A First Encounter
The day started early for me, waking at my ‘normal’ time. It was an opportunity to organise my photographs from the day before and post my blip.
Whereas in the UK dawn is a long affair during this time of year, here the transition from night to day is very short, perhaps only 15 or so minutes from a sky full of stars to sunrise. It was fascinating to watch the wildlife around the lodge become active, mainly birds and squirrels to begin with, but then the roar from the male impalas in rut heralded their presence as they passed in front of the gardens.
Our morning was a relaxed affair, opting out of the morning ride so we could organise ourselves for the days ahead. We were taken out to a high promontory for lunch, before returning for some relaxation and then afternoon tea prior to the afternoon ride.
The first time on a horse for 30 years was ‘interesting’. We rode out for about one and a half hours, the more experienced riders splitting off periodically for a some faster work. I coped with gentle walks through the bush, where we saw our first group of giraffe, wart hogs, impala, and a myriad of different birds. The technique of using a camera on horseback will need to be mastered to make the most of the opportunities, so it may take a little time to take advantage of how close you get to the animals. Even in this short time, having a giraffe tower above you is a humbling experience.

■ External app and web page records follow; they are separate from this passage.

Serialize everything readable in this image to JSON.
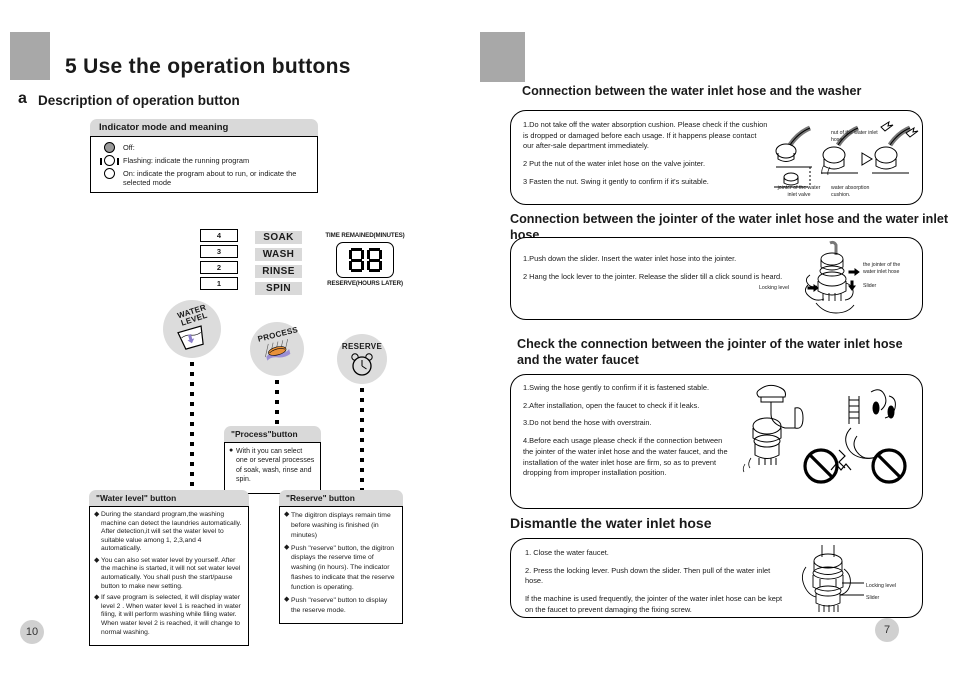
{
  "left_page": {
    "corner_tab": {
      "color": "#a8a8a8"
    },
    "chapter_title": "5 Use the  operation buttons",
    "sub_letter": "a",
    "sub_title": "Description of operation button",
    "indicator_box": {
      "header": "Indicator mode and meaning",
      "rows": [
        {
          "symbol": "led-off",
          "text": "Off:"
        },
        {
          "symbol": "led-flashing",
          "text": "Flashing: indicate the running program"
        },
        {
          "symbol": "led-on",
          "text": "On: indicate the program about to run, or indicate the selected mode"
        }
      ]
    },
    "panel": {
      "water_levels": [
        "4",
        "3",
        "2",
        "1"
      ],
      "programs": [
        "SOAK",
        "WASH",
        "RINSE",
        "SPIN"
      ],
      "display": {
        "top_label": "TIME REMAINED(MINUTES)",
        "value": "88",
        "bottom_label": "RESERVE(HOURS LATER)"
      },
      "knobs": [
        {
          "name": "water-level-knob",
          "label_line1": "WATER",
          "label_line2": "LEVEL"
        },
        {
          "name": "process-knob",
          "label_line1": "PROCESS",
          "label_line2": ""
        },
        {
          "name": "reserve-knob",
          "label_line1": "RESERVE",
          "label_line2": ""
        }
      ]
    },
    "callouts": [
      {
        "id": "process",
        "header": "\"Process\"button",
        "bullets": [
          "With it you can select one or several processes of soak, wash, rinse and spin."
        ]
      },
      {
        "id": "water_level",
        "header": "\"Water level\" button",
        "bullets": [
          "During the standard program,the washing machine can detect the laundries automatically. After detection,it will set the water level to suitable value among 1, 2,3,and 4 automatically.",
          "You can also set water level by yourself. After the machine is started, it will not set water level automatically. You shall  push the  start/pause button to make new setting.",
          "If  save  program is selected, it will display water level  2 . When water level  1  is reached in water filing, it will perform  washing while filing water. When water level  2  is reached, it will  change to normal washing."
        ]
      },
      {
        "id": "reserve",
        "header": "\"Reserve\" button",
        "bullets": [
          "The digitron displays remain time before washing is finished (in minutes)",
          "Push \"reserve\" button, the digitron displays the reserve time of washing (in hours). The indicator flashes to indicate that the reserve function is operating.",
          "Push \"reserve\" button to display the reserve mode."
        ]
      }
    ],
    "page_number": "10"
  },
  "right_page": {
    "corner_tab": {
      "color": "#a8a8a8"
    },
    "sections": [
      {
        "id": "inlet_hose_washer",
        "title": "Connection between the water inlet hose and the washer",
        "paragraphs": [
          "1.Do not take off the water absorption cushion. Please check if the cushion is dropped or damaged before each usage. If it happens please contact our after-sale department immediately.",
          "2 Put the nut of the water inlet hose on the valve jointer.",
          "3 Fasten the nut. Swing it gently to confirm if it's suitable."
        ],
        "art_labels": [
          "nut of the water inlet hose",
          "jointer of the water inlet valve",
          "water absorption cushion."
        ]
      },
      {
        "id": "jointer_inlet_hose",
        "title": "Connection between the jointer of the water inlet hose and the water inlet hose",
        "paragraphs": [
          "1.Push down the slider. Insert the water inlet hose into the jointer.",
          "2 Hang the lock lever to the jointer. Release the slider till a click sound is heard."
        ],
        "art_labels": [
          "the jointer of the water inlet hose",
          "Slider",
          "Locking level"
        ]
      },
      {
        "id": "check_connection",
        "title": "Check the connection between the jointer of the water inlet hose and the water faucet",
        "paragraphs": [
          "1.Swing the hose gently to confirm if it is fastened stable.",
          "2.After installation, open the faucet to check if it leaks.",
          "3.Do not bend the hose with overstrain.",
          "4.Before each usage please check if the connection between the jointer of the water inlet hose and the water faucet, and the installation of the water inlet hose are firm, so as to prevent dropping from improper installation position."
        ]
      },
      {
        "id": "dismantle",
        "title": "Dismantle the water inlet hose",
        "paragraphs": [
          "1. Close the water faucet.",
          "2. Press the locking lever. Push down the slider. Then pull of the water inlet hose.",
          "If the machine is used frequently, the jointer of the water inlet hose can be kept  on the faucet to prevent damaging the fixing screw."
        ],
        "art_labels": [
          "Locking level",
          "Slider"
        ]
      }
    ],
    "page_number": "7"
  }
}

We were honoured to have sundowners at Ant and Tessa Baber’s home, complete with a viewing platform stretching out in to a paddock where the rhinoceros, wart hogs and the horses we’d ridden were tucking in to their food. There was a definite pecking order to who ate first. I’ll leave you to guess who was at the top of the food chain (but I wouldn’t argue with that horn!).
Ant was telling us that he first dreamed of developing his reserve at 12, sitting on one of the ridges above his father’s cattle farm. When he started in 1996 he, his wife and a couple of staff provided the holidays, now on two sites he employs a 100 staff.

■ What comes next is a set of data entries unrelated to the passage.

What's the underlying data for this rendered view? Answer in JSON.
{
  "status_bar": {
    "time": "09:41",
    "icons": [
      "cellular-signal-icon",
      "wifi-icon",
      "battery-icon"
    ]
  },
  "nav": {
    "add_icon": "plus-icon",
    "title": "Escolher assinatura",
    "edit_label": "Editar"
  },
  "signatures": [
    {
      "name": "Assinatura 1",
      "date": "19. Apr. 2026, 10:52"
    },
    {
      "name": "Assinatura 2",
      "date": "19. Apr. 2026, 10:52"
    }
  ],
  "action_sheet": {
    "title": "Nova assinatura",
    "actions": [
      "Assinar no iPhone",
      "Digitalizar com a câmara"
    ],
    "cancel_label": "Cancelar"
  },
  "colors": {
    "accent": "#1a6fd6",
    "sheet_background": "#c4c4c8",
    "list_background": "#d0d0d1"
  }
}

They are dedicated to saving the white rhino and have 11 in the reserve. A charity has been set up to support that objective. It was sad to hear that they are still the target of poaching, so a dedicated team watch over them in the reserve area. To read the information on their website is shocking to see the increase in poaching in recent years, from just 13 poached across South Africa in 2007, to 1215 in 2014.
A breeding programme is in place and a new arrival was born a few days ago, but is yet to be seen by anyone, bar a few honoured individuals. The mother has taken it off in to the thick bush during its first few days for its protection.
We returned to a sumptuous meal at the lodge, hosted by Ant, where we heard stories of his life and passion for the preservation of the wildlife of the area.
I've created a small album to provide some other photos from each day on the holiday, so that anyone interested can get a small flavour of the experience. I'd recommend it to anyone; it's already worth the small inconvenience of the travel.